What you need to do —
Could you return the data that follows exactly, minus the images?

Excerpts from an interface dataset —
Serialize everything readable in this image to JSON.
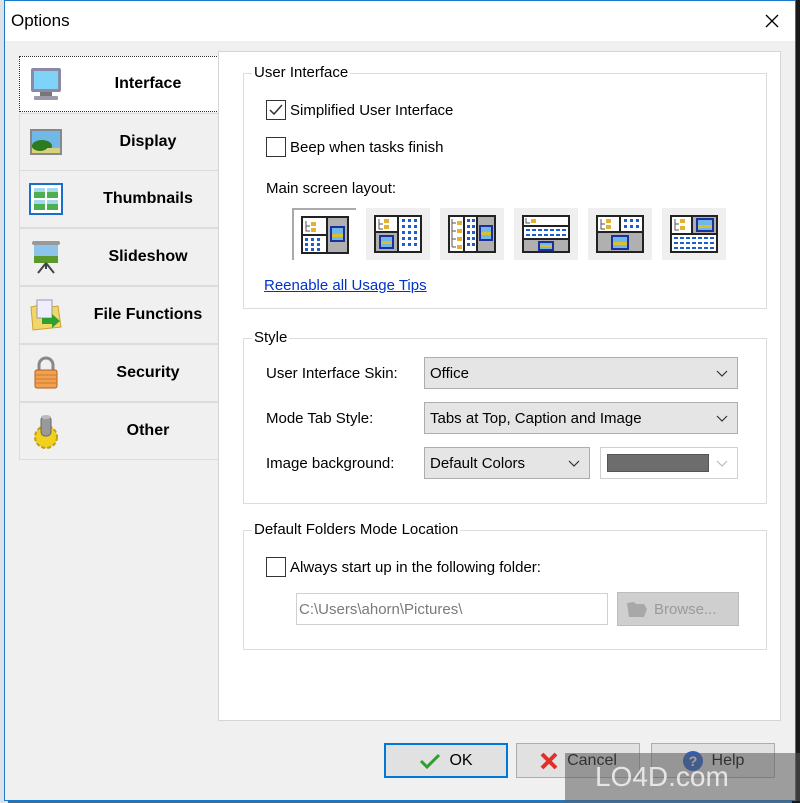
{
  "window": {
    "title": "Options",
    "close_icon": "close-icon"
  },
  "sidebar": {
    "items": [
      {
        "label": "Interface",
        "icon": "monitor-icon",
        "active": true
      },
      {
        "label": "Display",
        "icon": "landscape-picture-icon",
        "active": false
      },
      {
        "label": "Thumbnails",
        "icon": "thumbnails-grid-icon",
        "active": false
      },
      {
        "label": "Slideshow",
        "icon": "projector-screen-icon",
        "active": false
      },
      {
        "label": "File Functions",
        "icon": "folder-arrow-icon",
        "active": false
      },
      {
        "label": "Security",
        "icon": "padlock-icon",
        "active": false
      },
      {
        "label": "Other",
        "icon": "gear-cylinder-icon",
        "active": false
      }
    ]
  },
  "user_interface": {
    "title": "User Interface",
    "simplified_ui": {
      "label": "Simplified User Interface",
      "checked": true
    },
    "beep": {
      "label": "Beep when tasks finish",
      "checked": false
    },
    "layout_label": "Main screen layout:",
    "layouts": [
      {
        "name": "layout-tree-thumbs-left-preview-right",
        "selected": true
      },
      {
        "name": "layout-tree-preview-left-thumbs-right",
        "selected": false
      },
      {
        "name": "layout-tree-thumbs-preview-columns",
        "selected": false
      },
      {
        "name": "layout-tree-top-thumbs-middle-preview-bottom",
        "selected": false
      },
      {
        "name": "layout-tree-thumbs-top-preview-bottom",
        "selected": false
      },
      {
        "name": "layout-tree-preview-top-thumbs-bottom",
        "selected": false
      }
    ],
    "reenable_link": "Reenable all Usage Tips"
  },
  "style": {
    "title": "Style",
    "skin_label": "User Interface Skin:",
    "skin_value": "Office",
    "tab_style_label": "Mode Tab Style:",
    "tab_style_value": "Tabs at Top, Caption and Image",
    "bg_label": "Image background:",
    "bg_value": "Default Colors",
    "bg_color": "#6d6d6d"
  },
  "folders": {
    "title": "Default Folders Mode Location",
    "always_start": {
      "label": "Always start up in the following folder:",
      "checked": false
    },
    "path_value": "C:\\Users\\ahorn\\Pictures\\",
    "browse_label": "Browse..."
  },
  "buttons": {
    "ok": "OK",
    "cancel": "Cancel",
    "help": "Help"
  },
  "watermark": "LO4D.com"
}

Result of the task —
Serialize everything readable in this image to JSON.
{
  "window": {
    "title": "Options",
    "close_icon": "close-icon"
  },
  "sidebar": {
    "items": [
      {
        "label": "Interface",
        "icon": "monitor-icon",
        "active": true
      },
      {
        "label": "Display",
        "icon": "landscape-picture-icon",
        "active": false
      },
      {
        "label": "Thumbnails",
        "icon": "thumbnails-grid-icon",
        "active": false
      },
      {
        "label": "Slideshow",
        "icon": "projector-screen-icon",
        "active": false
      },
      {
        "label": "File Functions",
        "icon": "folder-arrow-icon",
        "active": false
      },
      {
        "label": "Security",
        "icon": "padlock-icon",
        "active": false
      },
      {
        "label": "Other",
        "icon": "gear-cylinder-icon",
        "active": false
      }
    ]
  },
  "user_interface": {
    "title": "User Interface",
    "simplified_ui": {
      "label": "Simplified User Interface",
      "checked": true
    },
    "beep": {
      "label": "Beep when tasks finish",
      "checked": false
    },
    "layout_label": "Main screen layout:",
    "layouts": [
      {
        "name": "layout-tree-thumbs-left-preview-right",
        "selected": true
      },
      {
        "name": "layout-tree-preview-left-thumbs-right",
        "selected": false
      },
      {
        "name": "layout-tree-thumbs-preview-columns",
        "selected": false
      },
      {
        "name": "layout-tree-top-thumbs-middle-preview-bottom",
        "selected": false
      },
      {
        "name": "layout-tree-thumbs-top-preview-bottom",
        "selected": false
      },
      {
        "name": "layout-tree-preview-top-thumbs-bottom",
        "selected": false
      }
    ],
    "reenable_link": "Reenable all Usage Tips"
  },
  "style": {
    "title": "Style",
    "skin_label": "User Interface Skin:",
    "skin_value": "Office",
    "tab_style_label": "Mode Tab Style:",
    "tab_style_value": "Tabs at Top, Caption and Image",
    "bg_label": "Image background:",
    "bg_value": "Default Colors",
    "bg_color": "#6d6d6d"
  },
  "folders": {
    "title": "Default Folders Mode Location",
    "always_start": {
      "label": "Always start up in the following folder:",
      "checked": false
    },
    "path_value": "C:\\Users\\ahorn\\Pictures\\",
    "browse_label": "Browse..."
  },
  "buttons": {
    "ok": "OK",
    "cancel": "Cancel",
    "help": "Help"
  },
  "watermark": "LO4D.com"
}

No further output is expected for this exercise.